So will Libya soon have democratic elections? Libya will be a democracy soon. Soon is not in one month or two months.  It’s a gradual process and an involved process. And soon—meaning in some  months, years, not weeks—we will start creating democratic  institutions.
How do you see Libya in fifty years? I don’t know if I’m going to be around by that time. I’m 32. Plus,  fifty—
Okay, forty. It’s a very difficult question. Libya by that time should be a part of  the African Union, part of the United States of Africa, the whole  continent one nation. And Libya should be a state, like California, the  Golden State. Why not? We should be the Golden State in Africa, and we  should be integrated with the rest of the Mediterranean countries. This  is the dream of my father.

A brief excerpt from Danielle Pergament’s interview with Muammar’s then-32-year-old son.

From The Vault:
GQ’s 2004 Interview With Seif Qaddafi

How do you see your role in the future of Libya?
I can be everything except the leader.

Why do you hate being called the heir apparent?
Because I’m not; that’s it. And I shouldn’t accept that title, which I don’t own. This position cannot be inherited. It cannot be passed from father to son.

So will Libya soon have democratic elections?
Libya will be a democracy soon. Soon is not in one month or two months. It’s a gradual process and an involved process. And soon—meaning in some months, years, not weeks—we will start creating democratic institutions.

How do you see Libya in fifty years?
I don’t know if I’m going to be around by that time. I’m 32. Plus, fifty—

Okay, forty.
It’s a very difficult question. Libya by that time should be a part of the African Union, part of the United States of Africa, the whole continent one nation. And Libya should be a state, like California, the Golden State. Why not? We should be the Golden State in Africa, and we should be integrated with the rest of the Mediterranean countries.

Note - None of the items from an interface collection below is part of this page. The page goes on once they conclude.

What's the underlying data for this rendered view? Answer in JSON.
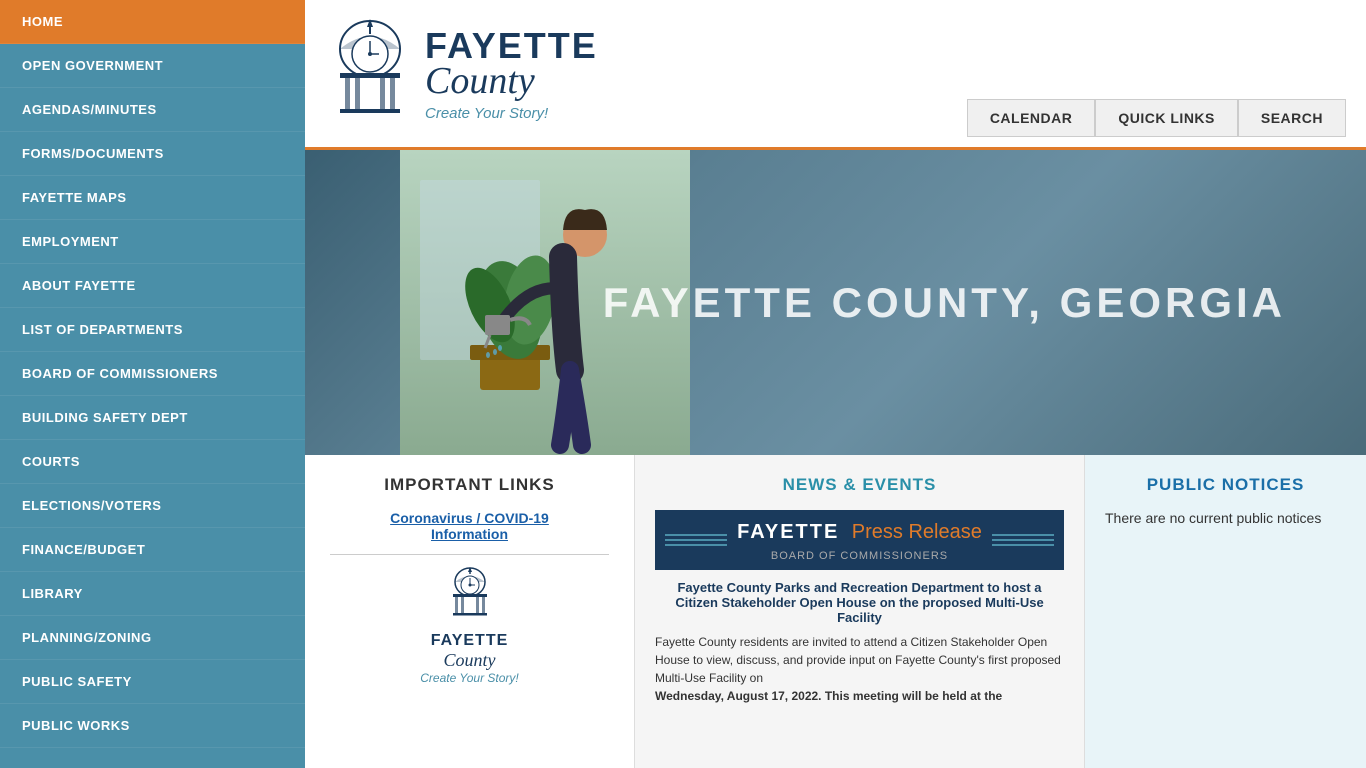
{
  "sidebar": {
    "items": [
      {
        "id": "home",
        "label": "HOME",
        "active": true
      },
      {
        "id": "open-government",
        "label": "OPEN GOVERNMENT",
        "active": false
      },
      {
        "id": "agendas-minutes",
        "label": "AGENDAS/MINUTES",
        "active": false
      },
      {
        "id": "forms-documents",
        "label": "FORMS/DOCUMENTS",
        "active": false
      },
      {
        "id": "fayette-maps",
        "label": "FAYETTE MAPS",
        "active": false
      },
      {
        "id": "employment",
        "label": "EMPLOYMENT",
        "active": false
      },
      {
        "id": "about-fayette",
        "label": "ABOUT FAYETTE",
        "active": false
      },
      {
        "id": "list-of-departments",
        "label": "LIST OF DEPARTMENTS",
        "active": false
      },
      {
        "id": "board-of-commissioners",
        "label": "BOARD OF COMMISSIONERS",
        "active": false
      },
      {
        "id": "building-safety-dept",
        "label": "BUILDING SAFETY DEPT",
        "active": false
      },
      {
        "id": "courts",
        "label": "COURTS",
        "active": false
      },
      {
        "id": "elections-voters",
        "label": "ELECTIONS/VOTERS",
        "active": false
      },
      {
        "id": "finance-budget",
        "label": "FINANCE/BUDGET",
        "active": false
      },
      {
        "id": "library",
        "label": "LIBRARY",
        "active": false
      },
      {
        "id": "planning-zoning",
        "label": "PLANNING/ZONING",
        "active": false
      },
      {
        "id": "public-safety",
        "label": "PUBLIC SAFETY",
        "active": false
      },
      {
        "id": "public-works",
        "label": "PUBLIC WORKS",
        "active": false
      }
    ]
  },
  "header": {
    "logo_fayette": "FAYETTE",
    "logo_county": "County",
    "logo_tagline": "Create Your Story!",
    "buttons": [
      {
        "id": "calendar",
        "label": "CALENDAR"
      },
      {
        "id": "quick-links",
        "label": "QUICK LINKS"
      },
      {
        "id": "search",
        "label": "SEARCH"
      }
    ]
  },
  "hero": {
    "title": "FAYETTE COUNTY, GEORGIA"
  },
  "important_links": {
    "title": "IMPORTANT LINKS",
    "link1_line1": "Coronavirus / COVID-19",
    "link1_line2": "Information",
    "logo_fayette": "FAYETTE",
    "logo_county": "County",
    "logo_tagline": "Create Your Story!"
  },
  "news_events": {
    "title": "NEWS & EVENTS",
    "press_fayette": "FAYETTE",
    "press_release": "Press Release",
    "press_sub": "BOARD OF COMMISSIONERS",
    "article_title": "Fayette County Parks and Recreation Department to host a Citizen Stakeholder Open House on the proposed Multi-Use Facility",
    "article_body": "Fayette County residents are invited to attend a Citizen Stakeholder Open House to view, discuss, and provide input on Fayette County's first proposed Multi-Use Facility on",
    "article_body_bold": "Wednesday, August 17, 2022. This meeting will be held at the"
  },
  "public_notices": {
    "title": "PUBLIC NOTICES",
    "body": "There are no current public notices"
  }
}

This is the dream of my father.

A brief excerpt from Danielle Pergament’s interview with Muammar’s then-32-year-old son.